* _GOAL OF THE EXERCISE_: All the records below must be returned exactly as they stand.

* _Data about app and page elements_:
--*--

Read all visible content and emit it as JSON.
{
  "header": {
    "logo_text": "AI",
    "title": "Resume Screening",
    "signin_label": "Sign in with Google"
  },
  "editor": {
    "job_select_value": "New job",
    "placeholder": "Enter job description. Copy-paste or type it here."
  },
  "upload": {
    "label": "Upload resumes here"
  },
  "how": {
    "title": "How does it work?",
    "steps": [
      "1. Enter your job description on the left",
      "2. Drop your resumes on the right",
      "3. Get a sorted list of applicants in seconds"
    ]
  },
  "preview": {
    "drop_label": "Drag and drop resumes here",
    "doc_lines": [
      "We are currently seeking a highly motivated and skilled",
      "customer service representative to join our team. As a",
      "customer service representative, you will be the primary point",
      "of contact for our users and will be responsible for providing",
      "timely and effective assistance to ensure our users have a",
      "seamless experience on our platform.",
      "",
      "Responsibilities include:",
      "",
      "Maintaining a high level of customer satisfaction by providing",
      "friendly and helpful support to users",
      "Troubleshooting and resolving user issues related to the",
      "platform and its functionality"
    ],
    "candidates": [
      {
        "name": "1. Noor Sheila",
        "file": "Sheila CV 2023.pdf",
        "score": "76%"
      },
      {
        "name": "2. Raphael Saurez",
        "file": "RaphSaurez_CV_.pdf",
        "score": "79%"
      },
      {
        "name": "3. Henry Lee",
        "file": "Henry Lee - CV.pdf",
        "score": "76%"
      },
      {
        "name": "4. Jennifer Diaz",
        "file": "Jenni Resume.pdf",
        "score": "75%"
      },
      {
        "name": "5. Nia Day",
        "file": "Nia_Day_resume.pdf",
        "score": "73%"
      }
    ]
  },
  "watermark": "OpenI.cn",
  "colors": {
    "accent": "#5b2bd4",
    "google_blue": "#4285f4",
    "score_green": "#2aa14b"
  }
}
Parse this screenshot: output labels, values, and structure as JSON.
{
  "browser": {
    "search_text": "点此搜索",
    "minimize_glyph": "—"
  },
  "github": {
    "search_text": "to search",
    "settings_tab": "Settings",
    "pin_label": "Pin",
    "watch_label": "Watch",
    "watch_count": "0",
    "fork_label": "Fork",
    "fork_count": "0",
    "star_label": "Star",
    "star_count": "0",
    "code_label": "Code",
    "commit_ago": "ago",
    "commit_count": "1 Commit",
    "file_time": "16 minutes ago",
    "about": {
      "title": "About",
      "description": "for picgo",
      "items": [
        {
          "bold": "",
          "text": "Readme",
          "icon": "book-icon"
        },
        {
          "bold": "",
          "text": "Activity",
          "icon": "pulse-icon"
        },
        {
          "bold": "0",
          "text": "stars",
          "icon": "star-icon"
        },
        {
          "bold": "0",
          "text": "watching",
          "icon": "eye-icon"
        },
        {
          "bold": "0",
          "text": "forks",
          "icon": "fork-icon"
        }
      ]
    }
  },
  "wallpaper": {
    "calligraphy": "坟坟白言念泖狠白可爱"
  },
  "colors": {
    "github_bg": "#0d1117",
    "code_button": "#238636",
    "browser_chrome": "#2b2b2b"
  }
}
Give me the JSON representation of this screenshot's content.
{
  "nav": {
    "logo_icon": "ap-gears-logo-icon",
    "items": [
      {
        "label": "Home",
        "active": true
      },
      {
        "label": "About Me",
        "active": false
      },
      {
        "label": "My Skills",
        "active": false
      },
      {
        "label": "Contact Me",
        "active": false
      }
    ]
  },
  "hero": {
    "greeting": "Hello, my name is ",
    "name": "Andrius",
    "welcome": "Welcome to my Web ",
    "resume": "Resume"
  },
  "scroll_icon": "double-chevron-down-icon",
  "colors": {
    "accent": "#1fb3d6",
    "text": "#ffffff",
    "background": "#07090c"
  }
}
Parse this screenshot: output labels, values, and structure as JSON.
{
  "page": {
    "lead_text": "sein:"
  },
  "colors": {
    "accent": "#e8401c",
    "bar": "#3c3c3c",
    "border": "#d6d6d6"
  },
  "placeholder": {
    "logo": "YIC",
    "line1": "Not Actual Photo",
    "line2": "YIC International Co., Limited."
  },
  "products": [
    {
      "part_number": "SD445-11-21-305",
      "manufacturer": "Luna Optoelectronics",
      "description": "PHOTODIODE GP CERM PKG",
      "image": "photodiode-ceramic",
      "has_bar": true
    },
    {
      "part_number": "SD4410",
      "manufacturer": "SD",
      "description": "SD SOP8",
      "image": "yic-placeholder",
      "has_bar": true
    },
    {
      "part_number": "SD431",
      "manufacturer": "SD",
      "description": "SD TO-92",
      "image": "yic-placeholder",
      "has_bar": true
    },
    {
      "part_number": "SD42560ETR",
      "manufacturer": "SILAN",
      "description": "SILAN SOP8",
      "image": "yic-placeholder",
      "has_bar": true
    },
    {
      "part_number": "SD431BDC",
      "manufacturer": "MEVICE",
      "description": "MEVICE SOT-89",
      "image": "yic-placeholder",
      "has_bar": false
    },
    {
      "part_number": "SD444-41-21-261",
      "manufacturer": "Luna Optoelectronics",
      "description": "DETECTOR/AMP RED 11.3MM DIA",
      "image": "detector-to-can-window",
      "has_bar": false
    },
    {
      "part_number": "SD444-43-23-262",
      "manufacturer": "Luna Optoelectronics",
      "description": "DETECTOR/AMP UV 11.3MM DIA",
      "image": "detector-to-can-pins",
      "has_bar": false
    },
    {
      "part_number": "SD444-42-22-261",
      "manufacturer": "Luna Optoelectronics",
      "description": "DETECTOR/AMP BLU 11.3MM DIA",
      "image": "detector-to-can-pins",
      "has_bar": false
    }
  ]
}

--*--

* _RESPONSE_:
Read all visible content and emit it as JSON.
{
  "header": {
    "logo_text": "AI",
    "title": "Resume Screening",
    "signin_label": "Sign in with Google"
  },
  "editor": {
    "job_select_value": "New job",
    "placeholder": "Enter job description. Copy-paste or type it here."
  },
  "upload": {
    "label": "Upload resumes here"
  },
  "how": {
    "title": "How does it work?",
    "steps": [
      "1. Enter your job description on the left",
      "2. Drop your resumes on the right",
      "3. Get a sorted list of applicants in seconds"
    ]
  },
  "preview": {
    "drop_label": "Drag and drop resumes here",
    "doc_lines": [
      "We are currently seeking a highly motivated and skilled",
      "customer service representative to join our team. As a",
      "customer service representative, you will be the primary point",
      "of contact for our users and will be responsible for providing",
      "timely and effective assistance to ensure our users have a",
      "seamless experience on our platform.",
      "",
      "Responsibilities include:",
      "",
      "Maintaining a high level of customer satisfaction by providing",
      "friendly and helpful support to users",
      "Troubleshooting and resolving user issues related to the",
      "platform and its functionality"
    ],
    "candidates": [
      {
        "name": "1. Noor Sheila",
        "file": "Sheila CV 2023.pdf",
        "score": "76%"
      },
      {
        "name": "2. Raphael Saurez",
        "file": "RaphSaurez_CV_.pdf",
        "score": "79%"
      },
      {
        "name": "3. Henry Lee",
        "file": "Henry Lee - CV.pdf",
        "score": "76%"
      },
      {
        "name": "4. Jennifer Diaz",
        "file": "Jenni Resume.pdf",
        "score": "75%"
      },
      {
        "name": "5. Nia Day",
        "file": "Nia_Day_resume.pdf",
        "score": "73%"
      }
    ]
  },
  "watermark": "OpenI.cn",
  "colors": {
    "accent": "#5b2bd4",
    "google_blue": "#4285f4",
    "score_green": "#2aa14b"
  }
}
Parse this screenshot: output labels, values, and structure as JSON.
{
  "browser": {
    "search_text": "点此搜索",
    "minimize_glyph": "—"
  },
  "github": {
    "search_text": "to search",
    "settings_tab": "Settings",
    "pin_label": "Pin",
    "watch_label": "Watch",
    "watch_count": "0",
    "fork_label": "Fork",
    "fork_count": "0",
    "star_label": "Star",
    "star_count": "0",
    "code_label": "Code",
    "commit_ago": "ago",
    "commit_count": "1 Commit",
    "file_time": "16 minutes ago",
    "about": {
      "title": "About",
      "description": "for picgo",
      "items": [
        {
          "bold": "",
          "text": "Readme",
          "icon": "book-icon"
        },
        {
          "bold": "",
          "text": "Activity",
          "icon": "pulse-icon"
        },
        {
          "bold": "0",
          "text": "stars",
          "icon": "star-icon"
        },
        {
          "bold": "0",
          "text": "watching",
          "icon": "eye-icon"
        },
        {
          "bold": "0",
          "text": "forks",
          "icon": "fork-icon"
        }
      ]
    }
  },
  "wallpaper": {
    "calligraphy": "坟坟白言念泖狠白可爱"
  },
  "colors": {
    "github_bg": "#0d1117",
    "code_button": "#238636",
    "browser_chrome": "#2b2b2b"
  }
}
Give me the JSON representation of this screenshot's content.
{
  "nav": {
    "logo_icon": "ap-gears-logo-icon",
    "items": [
      {
        "label": "Home",
        "active": true
      },
      {
        "label": "About Me",
        "active": false
      },
      {
        "label": "My Skills",
        "active": false
      },
      {
        "label": "Contact Me",
        "active": false
      }
    ]
  },
  "hero": {
    "greeting": "Hello, my name is ",
    "name": "Andrius",
    "welcome": "Welcome to my Web ",
    "resume": "Resume"
  },
  "scroll_icon": "double-chevron-down-icon",
  "colors": {
    "accent": "#1fb3d6",
    "text": "#ffffff",
    "background": "#07090c"
  }
}
Parse this screenshot: output labels, values, and structure as JSON.
{
  "page": {
    "lead_text": "sein:"
  },
  "colors": {
    "accent": "#e8401c",
    "bar": "#3c3c3c",
    "border": "#d6d6d6"
  },
  "placeholder": {
    "logo": "YIC",
    "line1": "Not Actual Photo",
    "line2": "YIC International Co., Limited."
  },
  "products": [
    {
      "part_number": "SD445-11-21-305",
      "manufacturer": "Luna Optoelectronics",
      "description": "PHOTODIODE GP CERM PKG",
      "image": "photodiode-ceramic",
      "has_bar": true
    },
    {
      "part_number": "SD4410",
      "manufacturer": "SD",
      "description": "SD SOP8",
      "image": "yic-placeholder",
      "has_bar": true
    },
    {
      "part_number": "SD431",
      "manufacturer": "SD",
      "description": "SD TO-92",
      "image": "yic-placeholder",
      "has_bar": true
    },
    {
      "part_number": "SD42560ETR",
      "manufacturer": "SILAN",
      "description": "SILAN SOP8",
      "image": "yic-placeholder",
      "has_bar": true
    },
    {
      "part_number": "SD431BDC",
      "manufacturer": "MEVICE",
      "description": "MEVICE SOT-89",
      "image": "yic-placeholder",
      "has_bar": false
    },
    {
      "part_number": "SD444-41-21-261",
      "manufacturer": "Luna Optoelectronics",
      "description": "DETECTOR/AMP RED 11.3MM DIA",
      "image": "detector-to-can-window",
      "has_bar": false
    },
    {
      "part_number": "SD444-43-23-262",
      "manufacturer": "Luna Optoelectronics",
      "description": "DETECTOR/AMP UV 11.3MM DIA",
      "image": "detector-to-can-pins",
      "has_bar": false
    },
    {
      "part_number": "SD444-42-22-261",
      "manufacturer": "Luna Optoelectronics",
      "description": "DETECTOR/AMP BLU 11.3MM DIA",
      "image": "detector-to-can-pins",
      "has_bar": false
    }
  ]
}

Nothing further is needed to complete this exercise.